Less than a month after its launch, China’s Chang’e-5 moon mission has returned with precious cargo: the first lunar samples in decades. The return capsule of the Chang’e-5 mission landed in inner Mongolia with samples collected from the surface of the moon. According to CGTN, the Chinese broadcaster, the return capsule parachuted back to Earth at about 10 pm on December 16.
The Chang’e-5 mission has become the first mission to collect lunar samples and bring them back to the Earth in over 40 years. The mission involved robotic drilling into the lunar surface to procure the sample, an operation no seen in previous instances. Chang’e-5 landed on the lunar site known as Mons Rumker and collected two kilograms of lunar samples.
The samples are said to be billions of years younger than the samples collected previously and are expected to shed new light on the evolution of the solar system.
At the same time, NASA’s InSight Mission, which aims to probe the interior of Mars, may provide important clues. The InSight mission landed on Mars in November, 2018 near the equator of the planet on a smooth plain called the Elysium Planitia. With seismometers in place, the mission has so far recorded 480 marsquakes. Mars is found to be lesser active seismologically than the Earth, but more than the moon.
Seismologists uses earthquake data to decipher the interior structure of the planet. Similarly, they are using marsquake data to find out how what Mars looks like from the inside. Seismic data consists of two types of waves, and by measuring the difference between the movement of these waves, researchers estimate the core, mantle and crust of the planet—where they begin, where they end and how thick they are. These are crucial bits of information about how a planet was formed over billions of years.
Earlier, the surfaces of Earth and Mars were said to be similar, with characteristics a warm, wet and thick atmosphere. But, between three to four billion years ago, the two planets went their separate ways. The InSight mission intended to compare the Earth with Mars and find out what the latter’s interior was made up of.
The Earth’s crust is layered, with different rock types making up each layer. Similarly, scientists thought that Mars’ crust also had a layered architecture, but did not know that for sure. According to a Nature report, InSight data showed that it is made up of either two or three layers.
Whether the crust is a two layered or a three-layered entity, it should be either 20 or 37 kilometers thick, said Brigitte Knapmeyer-Endrun, a seismologist at the University of Cologne, in a prerecorded talk at the virtual American Geophysical Union meeting on December 15. She also said that while the thickness may vary depending upon where it is measured, it should not go beyond 70 kilometers on an average.
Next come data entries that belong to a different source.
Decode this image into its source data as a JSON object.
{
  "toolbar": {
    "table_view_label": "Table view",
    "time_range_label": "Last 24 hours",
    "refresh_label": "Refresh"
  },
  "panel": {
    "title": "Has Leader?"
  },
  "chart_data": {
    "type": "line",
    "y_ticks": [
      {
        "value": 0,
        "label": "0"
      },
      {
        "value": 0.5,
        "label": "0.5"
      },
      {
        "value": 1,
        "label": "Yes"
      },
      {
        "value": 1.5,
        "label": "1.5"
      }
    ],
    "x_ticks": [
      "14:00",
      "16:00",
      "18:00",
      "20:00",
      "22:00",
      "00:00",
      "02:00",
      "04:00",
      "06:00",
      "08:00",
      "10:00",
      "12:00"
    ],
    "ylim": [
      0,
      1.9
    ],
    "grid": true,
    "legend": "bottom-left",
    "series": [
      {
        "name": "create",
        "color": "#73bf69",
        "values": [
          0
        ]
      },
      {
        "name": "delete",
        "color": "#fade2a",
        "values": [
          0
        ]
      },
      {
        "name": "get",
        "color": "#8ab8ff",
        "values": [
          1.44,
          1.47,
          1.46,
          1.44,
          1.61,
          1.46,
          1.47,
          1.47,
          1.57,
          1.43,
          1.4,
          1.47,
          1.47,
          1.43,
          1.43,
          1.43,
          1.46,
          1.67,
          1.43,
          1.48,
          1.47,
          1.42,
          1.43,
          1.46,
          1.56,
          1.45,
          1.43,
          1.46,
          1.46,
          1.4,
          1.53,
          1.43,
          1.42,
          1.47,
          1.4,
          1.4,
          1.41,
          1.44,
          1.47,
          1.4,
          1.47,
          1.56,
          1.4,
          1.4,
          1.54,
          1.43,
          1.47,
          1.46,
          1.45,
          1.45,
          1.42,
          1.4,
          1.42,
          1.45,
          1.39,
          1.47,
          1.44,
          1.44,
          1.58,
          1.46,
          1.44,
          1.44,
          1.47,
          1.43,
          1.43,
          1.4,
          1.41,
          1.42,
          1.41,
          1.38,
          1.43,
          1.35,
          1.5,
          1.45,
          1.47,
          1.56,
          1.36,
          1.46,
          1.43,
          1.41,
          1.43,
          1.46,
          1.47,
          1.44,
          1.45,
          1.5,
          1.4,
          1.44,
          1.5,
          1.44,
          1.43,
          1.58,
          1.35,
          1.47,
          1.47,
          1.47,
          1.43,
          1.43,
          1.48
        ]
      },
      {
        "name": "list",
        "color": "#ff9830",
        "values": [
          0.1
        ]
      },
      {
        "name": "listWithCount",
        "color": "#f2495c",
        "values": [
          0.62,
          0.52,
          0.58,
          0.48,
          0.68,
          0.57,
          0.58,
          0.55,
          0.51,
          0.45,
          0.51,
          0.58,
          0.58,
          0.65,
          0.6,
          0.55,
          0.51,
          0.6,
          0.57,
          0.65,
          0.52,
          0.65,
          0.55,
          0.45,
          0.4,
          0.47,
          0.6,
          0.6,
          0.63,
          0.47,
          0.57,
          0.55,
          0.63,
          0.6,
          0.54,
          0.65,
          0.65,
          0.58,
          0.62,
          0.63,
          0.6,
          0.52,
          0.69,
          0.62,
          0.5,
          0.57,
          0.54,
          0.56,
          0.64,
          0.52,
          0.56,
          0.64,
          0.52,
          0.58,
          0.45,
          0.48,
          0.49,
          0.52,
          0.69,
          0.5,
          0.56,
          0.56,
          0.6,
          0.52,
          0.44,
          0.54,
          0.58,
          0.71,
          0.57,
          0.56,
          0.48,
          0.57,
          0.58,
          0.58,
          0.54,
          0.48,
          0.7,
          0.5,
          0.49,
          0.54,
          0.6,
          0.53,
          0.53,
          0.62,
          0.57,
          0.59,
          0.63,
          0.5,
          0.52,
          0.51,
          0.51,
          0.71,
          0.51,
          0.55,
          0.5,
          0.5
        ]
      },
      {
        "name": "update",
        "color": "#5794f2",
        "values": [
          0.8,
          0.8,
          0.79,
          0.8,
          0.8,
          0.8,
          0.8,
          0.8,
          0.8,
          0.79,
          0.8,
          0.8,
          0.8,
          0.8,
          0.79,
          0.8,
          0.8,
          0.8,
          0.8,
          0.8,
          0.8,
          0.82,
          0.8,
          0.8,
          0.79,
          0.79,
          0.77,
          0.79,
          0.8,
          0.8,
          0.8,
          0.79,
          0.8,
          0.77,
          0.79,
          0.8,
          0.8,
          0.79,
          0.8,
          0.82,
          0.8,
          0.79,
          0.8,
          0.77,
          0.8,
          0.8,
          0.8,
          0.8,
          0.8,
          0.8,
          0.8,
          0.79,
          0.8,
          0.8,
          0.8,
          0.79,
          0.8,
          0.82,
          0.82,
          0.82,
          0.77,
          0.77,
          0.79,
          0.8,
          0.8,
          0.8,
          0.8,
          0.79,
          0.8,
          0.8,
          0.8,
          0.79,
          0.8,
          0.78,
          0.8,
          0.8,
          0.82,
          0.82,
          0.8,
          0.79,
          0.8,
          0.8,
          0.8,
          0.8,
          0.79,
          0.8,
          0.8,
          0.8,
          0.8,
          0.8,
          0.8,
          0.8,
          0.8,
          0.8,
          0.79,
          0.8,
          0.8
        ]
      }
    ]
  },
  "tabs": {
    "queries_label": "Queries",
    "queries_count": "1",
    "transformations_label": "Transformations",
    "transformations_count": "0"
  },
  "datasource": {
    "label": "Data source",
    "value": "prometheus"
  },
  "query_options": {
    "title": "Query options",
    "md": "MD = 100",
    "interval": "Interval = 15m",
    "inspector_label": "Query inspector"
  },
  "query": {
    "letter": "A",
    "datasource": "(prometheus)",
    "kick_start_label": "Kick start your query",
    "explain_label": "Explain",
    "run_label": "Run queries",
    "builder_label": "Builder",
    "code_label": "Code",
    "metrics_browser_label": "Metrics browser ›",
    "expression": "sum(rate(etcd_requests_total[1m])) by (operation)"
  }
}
The Earth’s crust, on the other hand, has a thickness of between five to ten kilometers under the oceans and varies in the range of 40 to 50 kilometers in the areas below the continents.